[Stored records]
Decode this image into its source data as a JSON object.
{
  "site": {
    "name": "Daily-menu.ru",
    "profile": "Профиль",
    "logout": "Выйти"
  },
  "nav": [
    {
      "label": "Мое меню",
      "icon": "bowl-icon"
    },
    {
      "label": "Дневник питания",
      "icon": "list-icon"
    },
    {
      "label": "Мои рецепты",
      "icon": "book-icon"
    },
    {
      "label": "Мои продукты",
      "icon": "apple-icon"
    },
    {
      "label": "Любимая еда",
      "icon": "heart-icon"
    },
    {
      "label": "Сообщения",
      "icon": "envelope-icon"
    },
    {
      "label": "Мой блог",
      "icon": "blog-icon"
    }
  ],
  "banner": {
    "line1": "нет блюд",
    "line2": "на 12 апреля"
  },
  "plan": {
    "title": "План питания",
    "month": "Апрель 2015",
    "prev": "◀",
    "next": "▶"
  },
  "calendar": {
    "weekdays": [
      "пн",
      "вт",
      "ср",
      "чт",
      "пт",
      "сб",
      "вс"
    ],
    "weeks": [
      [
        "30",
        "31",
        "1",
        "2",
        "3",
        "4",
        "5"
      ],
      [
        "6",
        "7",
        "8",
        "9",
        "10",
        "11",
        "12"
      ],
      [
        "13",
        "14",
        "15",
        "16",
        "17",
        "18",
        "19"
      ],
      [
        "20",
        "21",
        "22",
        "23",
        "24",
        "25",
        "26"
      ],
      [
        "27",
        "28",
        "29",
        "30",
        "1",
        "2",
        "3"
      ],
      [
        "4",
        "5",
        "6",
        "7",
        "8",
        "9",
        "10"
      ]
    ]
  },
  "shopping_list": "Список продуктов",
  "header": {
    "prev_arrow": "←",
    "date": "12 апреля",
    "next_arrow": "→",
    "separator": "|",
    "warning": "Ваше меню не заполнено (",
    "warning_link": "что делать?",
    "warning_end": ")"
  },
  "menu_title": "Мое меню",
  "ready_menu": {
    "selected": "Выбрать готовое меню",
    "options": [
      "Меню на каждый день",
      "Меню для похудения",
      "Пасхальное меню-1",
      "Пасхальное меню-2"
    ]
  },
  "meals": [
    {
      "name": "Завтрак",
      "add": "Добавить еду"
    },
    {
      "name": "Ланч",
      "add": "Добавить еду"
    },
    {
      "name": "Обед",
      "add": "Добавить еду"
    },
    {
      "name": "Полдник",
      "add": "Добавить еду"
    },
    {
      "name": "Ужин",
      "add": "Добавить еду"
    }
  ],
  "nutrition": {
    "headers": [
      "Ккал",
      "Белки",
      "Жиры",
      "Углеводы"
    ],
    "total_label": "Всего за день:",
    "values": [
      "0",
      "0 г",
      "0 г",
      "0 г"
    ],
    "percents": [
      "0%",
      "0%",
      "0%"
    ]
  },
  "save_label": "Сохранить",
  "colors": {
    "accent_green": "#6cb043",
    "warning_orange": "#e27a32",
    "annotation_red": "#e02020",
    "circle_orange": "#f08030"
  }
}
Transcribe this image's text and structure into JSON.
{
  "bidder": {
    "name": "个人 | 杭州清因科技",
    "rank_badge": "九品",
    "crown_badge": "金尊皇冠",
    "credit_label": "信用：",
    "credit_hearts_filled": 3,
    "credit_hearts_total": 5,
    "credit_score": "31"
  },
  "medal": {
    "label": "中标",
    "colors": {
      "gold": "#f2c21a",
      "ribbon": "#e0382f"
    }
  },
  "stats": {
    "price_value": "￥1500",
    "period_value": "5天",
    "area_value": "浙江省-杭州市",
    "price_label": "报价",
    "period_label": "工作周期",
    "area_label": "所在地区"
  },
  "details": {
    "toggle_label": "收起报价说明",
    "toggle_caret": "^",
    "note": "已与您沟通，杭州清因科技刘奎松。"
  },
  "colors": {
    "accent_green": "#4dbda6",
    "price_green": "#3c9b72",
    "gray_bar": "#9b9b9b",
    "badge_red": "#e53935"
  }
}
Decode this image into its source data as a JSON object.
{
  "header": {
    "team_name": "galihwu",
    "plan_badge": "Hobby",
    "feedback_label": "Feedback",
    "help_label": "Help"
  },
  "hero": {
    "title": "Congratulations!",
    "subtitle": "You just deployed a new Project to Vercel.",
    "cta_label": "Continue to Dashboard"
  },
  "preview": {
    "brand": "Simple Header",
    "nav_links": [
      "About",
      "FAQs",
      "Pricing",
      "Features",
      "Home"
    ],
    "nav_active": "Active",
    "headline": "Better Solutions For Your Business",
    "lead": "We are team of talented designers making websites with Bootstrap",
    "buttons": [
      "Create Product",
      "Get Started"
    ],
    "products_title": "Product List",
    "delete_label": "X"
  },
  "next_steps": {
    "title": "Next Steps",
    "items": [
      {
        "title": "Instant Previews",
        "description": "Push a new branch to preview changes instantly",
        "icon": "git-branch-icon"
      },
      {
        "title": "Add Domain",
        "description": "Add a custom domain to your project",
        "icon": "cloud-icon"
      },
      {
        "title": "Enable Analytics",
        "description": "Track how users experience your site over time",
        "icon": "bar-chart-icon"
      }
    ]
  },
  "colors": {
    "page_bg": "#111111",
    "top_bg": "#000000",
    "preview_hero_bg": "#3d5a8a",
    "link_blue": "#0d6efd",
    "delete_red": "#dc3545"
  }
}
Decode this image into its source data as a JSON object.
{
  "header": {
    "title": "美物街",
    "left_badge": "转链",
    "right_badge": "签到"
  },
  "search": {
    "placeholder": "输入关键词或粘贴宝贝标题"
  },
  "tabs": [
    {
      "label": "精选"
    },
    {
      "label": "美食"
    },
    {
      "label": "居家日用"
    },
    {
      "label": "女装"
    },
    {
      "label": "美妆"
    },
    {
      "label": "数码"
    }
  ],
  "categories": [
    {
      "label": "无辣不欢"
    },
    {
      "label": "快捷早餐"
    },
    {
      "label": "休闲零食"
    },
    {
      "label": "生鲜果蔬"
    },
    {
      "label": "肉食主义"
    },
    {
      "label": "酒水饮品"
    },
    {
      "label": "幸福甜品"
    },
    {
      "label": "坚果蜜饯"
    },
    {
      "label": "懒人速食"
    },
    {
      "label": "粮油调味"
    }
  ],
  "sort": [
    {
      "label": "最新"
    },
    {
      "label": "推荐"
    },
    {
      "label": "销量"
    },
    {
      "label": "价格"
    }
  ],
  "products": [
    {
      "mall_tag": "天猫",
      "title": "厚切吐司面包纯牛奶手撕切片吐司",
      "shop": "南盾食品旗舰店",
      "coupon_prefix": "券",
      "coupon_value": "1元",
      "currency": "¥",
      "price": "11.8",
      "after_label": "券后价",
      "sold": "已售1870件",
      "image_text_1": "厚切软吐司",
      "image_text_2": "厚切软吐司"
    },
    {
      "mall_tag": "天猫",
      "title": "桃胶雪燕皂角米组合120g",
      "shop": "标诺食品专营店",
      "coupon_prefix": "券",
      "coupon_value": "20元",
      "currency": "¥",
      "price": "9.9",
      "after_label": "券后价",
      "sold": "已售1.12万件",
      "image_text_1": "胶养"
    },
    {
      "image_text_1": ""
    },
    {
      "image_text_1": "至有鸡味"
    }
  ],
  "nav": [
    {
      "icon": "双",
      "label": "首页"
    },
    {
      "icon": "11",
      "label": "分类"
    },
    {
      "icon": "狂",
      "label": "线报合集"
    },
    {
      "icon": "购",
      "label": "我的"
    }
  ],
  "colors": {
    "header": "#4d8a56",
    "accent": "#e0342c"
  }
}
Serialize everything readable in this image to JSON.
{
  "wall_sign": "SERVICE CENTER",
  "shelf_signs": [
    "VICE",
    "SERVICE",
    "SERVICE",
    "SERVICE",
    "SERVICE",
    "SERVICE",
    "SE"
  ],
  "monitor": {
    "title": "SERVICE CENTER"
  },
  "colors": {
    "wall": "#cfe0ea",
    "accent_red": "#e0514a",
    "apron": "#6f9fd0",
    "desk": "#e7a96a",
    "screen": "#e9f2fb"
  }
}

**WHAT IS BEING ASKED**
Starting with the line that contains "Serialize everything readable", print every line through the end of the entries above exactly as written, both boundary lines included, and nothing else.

**ANSWER FOR THE TASK**
Serialize everything readable in this image to JSON.
{
  "wall_sign": "SERVICE CENTER",
  "shelf_signs": [
    "VICE",
    "SERVICE",
    "SERVICE",
    "SERVICE",
    "SERVICE",
    "SERVICE",
    "SE"
  ],
  "monitor": {
    "title": "SERVICE CENTER"
  },
  "colors": {
    "wall": "#cfe0ea",
    "accent_red": "#e0514a",
    "apron": "#6f9fd0",
    "desk": "#e7a96a",
    "screen": "#e9f2fb"
  }
}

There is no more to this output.